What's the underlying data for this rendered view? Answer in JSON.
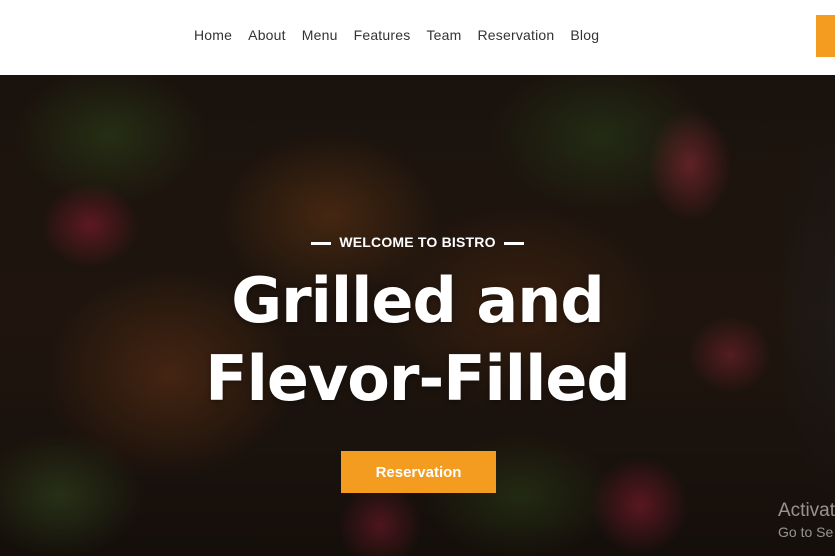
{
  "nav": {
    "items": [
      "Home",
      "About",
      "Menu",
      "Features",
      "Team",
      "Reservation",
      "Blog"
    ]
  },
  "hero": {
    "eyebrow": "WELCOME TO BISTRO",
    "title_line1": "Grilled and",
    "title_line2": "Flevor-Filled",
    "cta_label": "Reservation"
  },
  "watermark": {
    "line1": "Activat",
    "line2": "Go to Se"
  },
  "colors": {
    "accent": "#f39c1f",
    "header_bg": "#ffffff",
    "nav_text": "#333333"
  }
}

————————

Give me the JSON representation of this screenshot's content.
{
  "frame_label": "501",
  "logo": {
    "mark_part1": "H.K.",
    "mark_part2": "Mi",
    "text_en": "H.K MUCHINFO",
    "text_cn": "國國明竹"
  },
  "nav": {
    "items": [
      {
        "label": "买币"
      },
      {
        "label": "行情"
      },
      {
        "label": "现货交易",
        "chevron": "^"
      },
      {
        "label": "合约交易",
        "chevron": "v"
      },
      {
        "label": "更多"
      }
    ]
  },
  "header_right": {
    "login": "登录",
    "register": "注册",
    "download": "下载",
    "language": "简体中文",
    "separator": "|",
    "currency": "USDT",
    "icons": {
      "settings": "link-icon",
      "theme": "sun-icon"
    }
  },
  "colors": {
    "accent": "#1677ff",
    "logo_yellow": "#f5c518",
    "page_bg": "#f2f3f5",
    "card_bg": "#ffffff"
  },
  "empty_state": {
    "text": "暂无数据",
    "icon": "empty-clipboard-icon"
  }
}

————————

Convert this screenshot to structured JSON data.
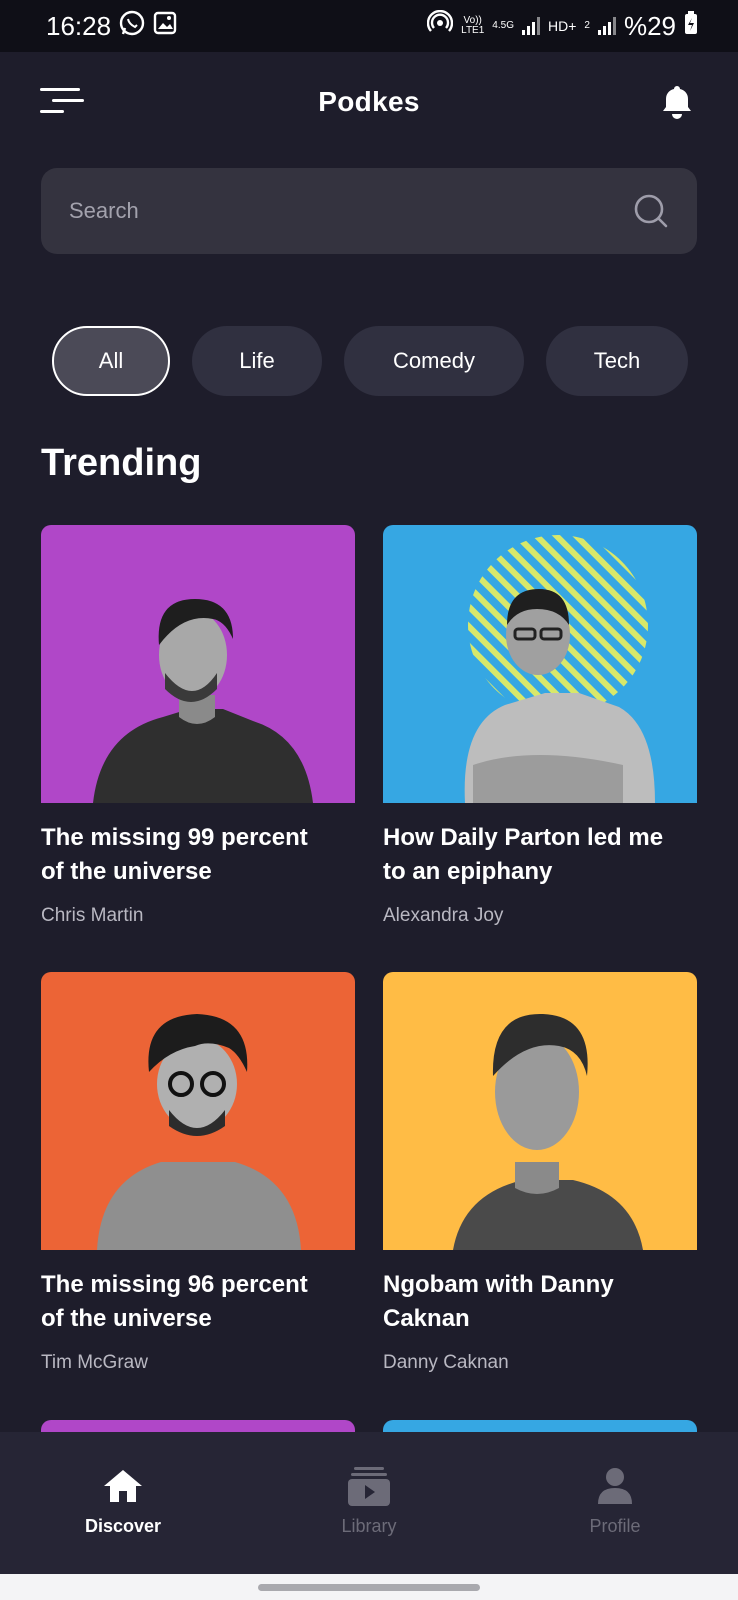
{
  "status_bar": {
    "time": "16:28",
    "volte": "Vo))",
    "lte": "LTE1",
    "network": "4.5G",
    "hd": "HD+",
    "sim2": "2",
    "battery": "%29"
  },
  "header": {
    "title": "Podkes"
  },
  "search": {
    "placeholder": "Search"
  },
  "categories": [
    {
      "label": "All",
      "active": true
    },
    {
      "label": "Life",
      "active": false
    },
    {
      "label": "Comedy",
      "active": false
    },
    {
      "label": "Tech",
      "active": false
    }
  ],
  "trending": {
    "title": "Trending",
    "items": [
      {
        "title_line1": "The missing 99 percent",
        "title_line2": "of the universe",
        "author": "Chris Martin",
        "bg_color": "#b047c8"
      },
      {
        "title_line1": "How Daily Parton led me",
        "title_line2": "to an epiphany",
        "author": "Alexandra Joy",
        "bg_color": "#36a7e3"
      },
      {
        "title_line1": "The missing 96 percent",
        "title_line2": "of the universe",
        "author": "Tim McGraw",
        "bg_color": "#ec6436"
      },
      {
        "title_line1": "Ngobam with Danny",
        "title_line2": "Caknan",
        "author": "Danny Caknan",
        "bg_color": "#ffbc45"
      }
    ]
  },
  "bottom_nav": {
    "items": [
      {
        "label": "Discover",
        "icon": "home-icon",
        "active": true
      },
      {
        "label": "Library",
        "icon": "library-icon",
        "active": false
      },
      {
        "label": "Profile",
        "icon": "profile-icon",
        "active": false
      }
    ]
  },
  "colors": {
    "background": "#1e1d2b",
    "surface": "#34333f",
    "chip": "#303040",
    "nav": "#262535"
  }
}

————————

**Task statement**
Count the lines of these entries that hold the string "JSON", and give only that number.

**Output for this exercise**
3